* _DATA_
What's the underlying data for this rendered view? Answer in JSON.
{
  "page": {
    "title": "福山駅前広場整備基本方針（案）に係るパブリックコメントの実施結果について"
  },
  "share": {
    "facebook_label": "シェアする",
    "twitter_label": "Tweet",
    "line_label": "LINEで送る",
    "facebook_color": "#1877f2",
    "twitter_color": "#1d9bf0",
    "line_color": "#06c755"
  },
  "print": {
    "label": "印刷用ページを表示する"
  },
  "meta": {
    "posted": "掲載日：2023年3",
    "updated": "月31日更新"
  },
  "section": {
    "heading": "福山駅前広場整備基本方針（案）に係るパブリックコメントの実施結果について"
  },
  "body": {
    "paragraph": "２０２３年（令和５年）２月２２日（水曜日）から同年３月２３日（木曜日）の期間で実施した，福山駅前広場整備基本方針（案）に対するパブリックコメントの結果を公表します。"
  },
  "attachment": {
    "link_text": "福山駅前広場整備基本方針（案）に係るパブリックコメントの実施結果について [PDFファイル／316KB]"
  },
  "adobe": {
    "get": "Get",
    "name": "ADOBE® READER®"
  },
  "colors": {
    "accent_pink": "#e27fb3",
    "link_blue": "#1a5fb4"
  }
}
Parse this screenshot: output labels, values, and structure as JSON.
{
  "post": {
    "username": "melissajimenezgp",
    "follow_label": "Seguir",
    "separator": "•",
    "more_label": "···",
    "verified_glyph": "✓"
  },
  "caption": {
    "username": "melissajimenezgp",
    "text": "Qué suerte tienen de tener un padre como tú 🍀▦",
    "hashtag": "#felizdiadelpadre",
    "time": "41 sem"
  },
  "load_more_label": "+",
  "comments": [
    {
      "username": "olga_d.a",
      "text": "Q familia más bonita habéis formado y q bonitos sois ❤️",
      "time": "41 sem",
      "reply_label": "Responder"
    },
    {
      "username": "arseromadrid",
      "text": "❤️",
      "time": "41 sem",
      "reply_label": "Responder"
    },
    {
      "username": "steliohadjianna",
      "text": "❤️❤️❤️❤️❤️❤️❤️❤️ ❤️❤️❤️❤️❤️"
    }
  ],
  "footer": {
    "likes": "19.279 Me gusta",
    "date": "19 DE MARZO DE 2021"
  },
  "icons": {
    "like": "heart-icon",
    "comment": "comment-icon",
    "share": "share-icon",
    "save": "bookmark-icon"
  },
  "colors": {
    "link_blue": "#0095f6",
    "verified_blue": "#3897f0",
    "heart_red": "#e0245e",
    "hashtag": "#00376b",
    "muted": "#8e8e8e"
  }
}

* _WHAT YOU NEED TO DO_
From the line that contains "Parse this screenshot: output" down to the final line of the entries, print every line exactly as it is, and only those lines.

* _WRITTEN ANSWER_
Parse this screenshot: output labels, values, and structure as JSON.
{
  "post": {
    "username": "melissajimenezgp",
    "follow_label": "Seguir",
    "separator": "•",
    "more_label": "···",
    "verified_glyph": "✓"
  },
  "caption": {
    "username": "melissajimenezgp",
    "text": "Qué suerte tienen de tener un padre como tú 🍀▦",
    "hashtag": "#felizdiadelpadre",
    "time": "41 sem"
  },
  "load_more_label": "+",
  "comments": [
    {
      "username": "olga_d.a",
      "text": "Q familia más bonita habéis formado y q bonitos sois ❤️",
      "time": "41 sem",
      "reply_label": "Responder"
    },
    {
      "username": "arseromadrid",
      "text": "❤️",
      "time": "41 sem",
      "reply_label": "Responder"
    },
    {
      "username": "steliohadjianna",
      "text": "❤️❤️❤️❤️❤️❤️❤️❤️ ❤️❤️❤️❤️❤️"
    }
  ],
  "footer": {
    "likes": "19.279 Me gusta",
    "date": "19 DE MARZO DE 2021"
  },
  "icons": {
    "like": "heart-icon",
    "comment": "comment-icon",
    "share": "share-icon",
    "save": "bookmark-icon"
  },
  "colors": {
    "link_blue": "#0095f6",
    "verified_blue": "#3897f0",
    "heart_red": "#e0245e",
    "hashtag": "#00376b",
    "muted": "#8e8e8e"
  }
}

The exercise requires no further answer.